In the latter portion of my high school years, I listened to a lot of music that some people might have thought of as “angry music”: Nine Inch Nails, Rage Against the Machine, the Offspring, Metallica, Bodycount and a whole lot of grunge and gangsta rap, both of which were heavily inspired by angst. Every so often, however, “very important people” decide that regular people can’t handle “angry” music, just like violent video games occasionally come under fire for causing real-world violence. This, of course, ignores the vast majority of the population that doesn’t hear a song or play a video game and become inspired to go out and cause a bunch of mayhem. I certainly like to think that I’m a pretty well-adjusted person despite growing up with the music collection that I had.

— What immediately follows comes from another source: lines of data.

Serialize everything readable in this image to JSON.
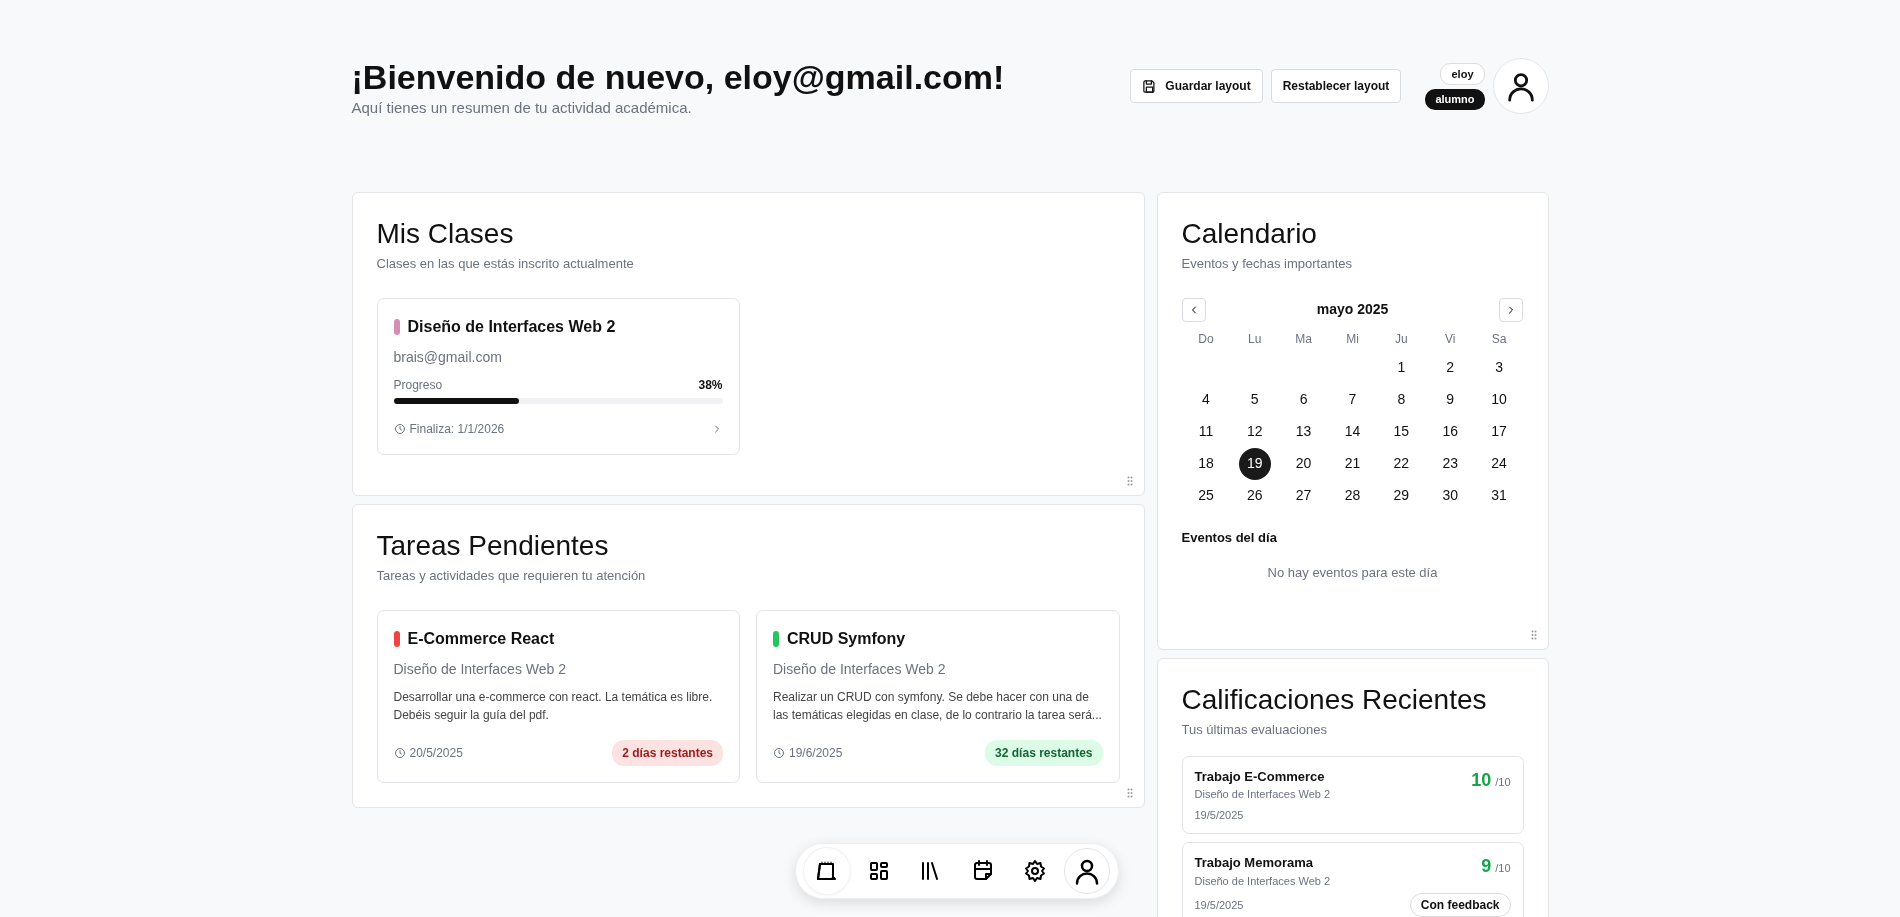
{
  "header": {
    "title": "¡Bienvenido de nuevo, eloy@gmail.com!",
    "subtitle": "Aquí tienes un resumen de tu actividad académica.",
    "buttons": [
      {
        "label": "Guardar layout",
        "kind": "save"
      },
      {
        "label": "Restablecer layout",
        "kind": "plain"
      }
    ],
    "user": {
      "name": "eloy",
      "role": "alumno"
    }
  },
  "classes": {
    "title": "Mis Clases",
    "subtitle": "Clases en las que estás inscrito actualmente",
    "items": [
      {
        "name": "Diseño de Interfaces Web 2",
        "color": "#d48fb4",
        "teacher": "brais@gmail.com",
        "progress_label": "Progreso",
        "progress_text": "38%",
        "level": 0.38,
        "end": "Finaliza: 1/1/2026"
      }
    ]
  },
  "tasks": {
    "title": "Tareas Pendientes",
    "subtitle": "Tareas y actividades que requieren tu atención",
    "items": [
      {
        "title": "E-Commerce React",
        "color": "#ef4444",
        "course": "Diseño de Interfaces Web 2",
        "description": "Desarrollar una e-commerce con react. La temática es libre. Debéis seguir la guía del pdf.",
        "date": "20/5/2025",
        "remaining": "2 días restantes",
        "urgent": true
      },
      {
        "title": "CRUD Symfony",
        "color": "#22c55e",
        "course": "Diseño de Interfaces Web 2",
        "description": "Realizar un CRUD con symfony. Se debe hacer con una de las temáticas elegidas en clase, de lo contrario la tarea será...",
        "date": "19/6/2025",
        "remaining": "32 días restantes",
        "urgent": false
      }
    ]
  },
  "calendar": {
    "title": "Calendario",
    "subtitle": "Eventos y fechas importantes",
    "month": "mayo 2025",
    "weekdays": [
      "Do",
      "Lu",
      "Ma",
      "Mi",
      "Ju",
      "Vi",
      "Sa"
    ],
    "weeks": [
      [
        {
          "day": "1",
          "selected": false
        },
        {
          "day": "2",
          "selected": false
        },
        {
          "day": "3",
          "selected": false
        }
      ],
      [
        {
          "day": "4",
          "selected": false
        },
        {
          "day": "5",
          "selected": false
        },
        {
          "day": "6",
          "selected": false
        },
        {
          "day": "7",
          "selected": false
        },
        {
          "day": "8",
          "selected": false
        },
        {
          "day": "9",
          "selected": false
        },
        {
          "day": "10",
          "selected": false
        }
      ],
      [
        {
          "day": "11",
          "selected": false
        },
        {
          "day": "12",
          "selected": false
        },
        {
          "day": "13",
          "selected": false
        },
        {
          "day": "14",
          "selected": false
        },
        {
          "day": "15",
          "selected": false
        },
        {
          "day": "16",
          "selected": false
        },
        {
          "day": "17",
          "selected": false
        }
      ],
      [
        {
          "day": "18",
          "selected": false
        },
        {
          "day": "19",
          "selected": true
        },
        {
          "day": "20",
          "selected": false
        },
        {
          "day": "21",
          "selected": false
        },
        {
          "day": "22",
          "selected": false
        },
        {
          "day": "23",
          "selected": false
        },
        {
          "day": "24",
          "selected": false
        }
      ],
      [
        {
          "day": "25",
          "selected": false
        },
        {
          "day": "26",
          "selected": false
        },
        {
          "day": "27",
          "selected": false
        },
        {
          "day": "28",
          "selected": false
        },
        {
          "day": "29",
          "selected": false
        },
        {
          "day": "30",
          "selected": false
        },
        {
          "day": "31",
          "selected": false
        }
      ]
    ],
    "events_title": "Eventos del día",
    "empty_text": "No hay eventos para este día"
  },
  "grades": {
    "title": "Calificaciones Recientes",
    "subtitle": "Tus últimas evaluaciones",
    "items": [
      {
        "title": "Trabajo E-Commerce",
        "course": "Diseño de Interfaces Web 2",
        "date": "19/5/2025",
        "score": "10",
        "out_of": "/10"
      },
      {
        "title": "Trabajo Memorama",
        "course": "Diseño de Interfaces Web 2",
        "date": "19/5/2025",
        "score": "9",
        "out_of": "/10",
        "tag": "Con feedback"
      }
    ]
  },
  "dock": [
    {
      "kind": "notepad",
      "selected": true
    },
    {
      "kind": "dashboard",
      "selected": false
    },
    {
      "kind": "library",
      "selected": false
    },
    {
      "kind": "calendar",
      "selected": false
    },
    {
      "kind": "settings",
      "selected": false
    },
    {
      "kind": "avatar",
      "selected": false
    }
  ]
}
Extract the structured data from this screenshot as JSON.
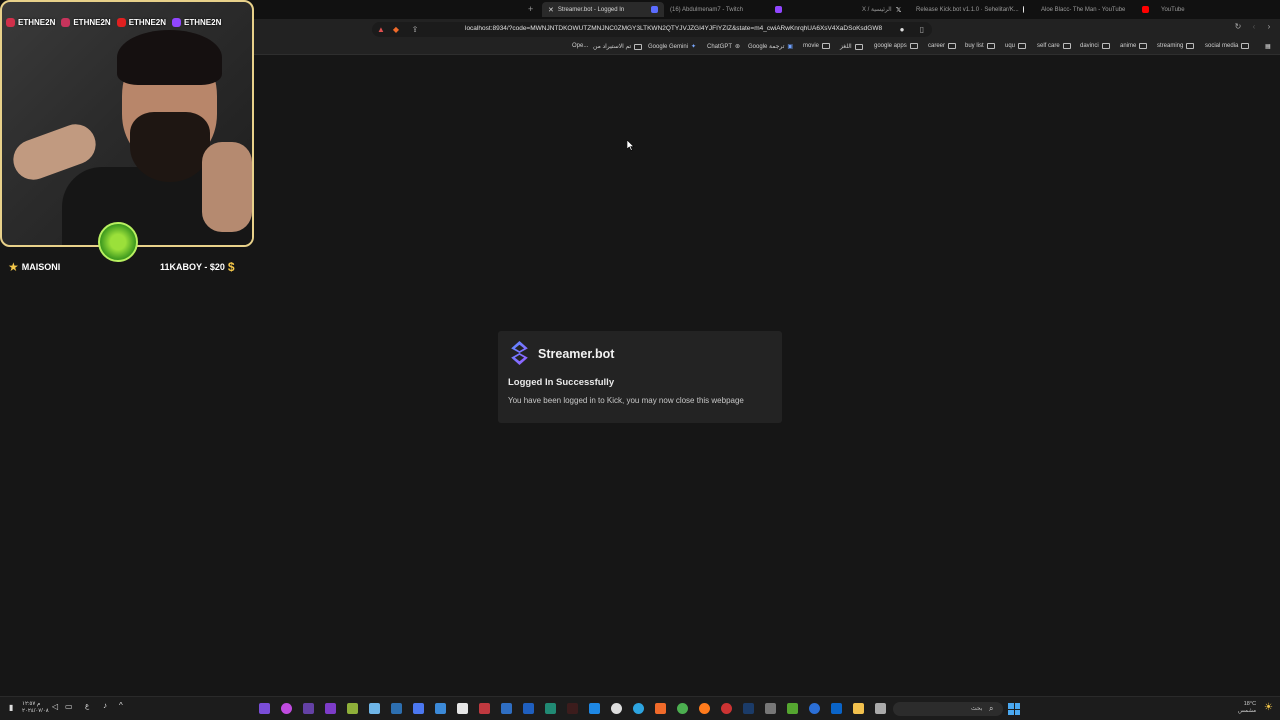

The one bit of angst that Nine Inch Nails did stir in me was when they included two “hidden tracks” at the end of their 1992 album, Broken. Where bands could hide tracks on cassette tapes by including the recording while leaving the song title off of the tracklist, the CD era made hiding tracks more difficult. Sometimes, bands would include 5-10 minutes of silence after a listed track before including a hidden one. On Broken, Nine Inch Nails included 91 three second silent tracks before two hidden tracks at the end of the disc. My high school CD player didn’t have a way to jump directly to a track number, so to hear these two tracks (including “Physical (You’re So)”), I would have to listen to or hit forward past 91 tracks. Annoying! Any way you play it, hidden tracks just don’t work in the digital era. Bands, can we stop this now? Thanks!
Physical (You’re So) – Nine Inch Nails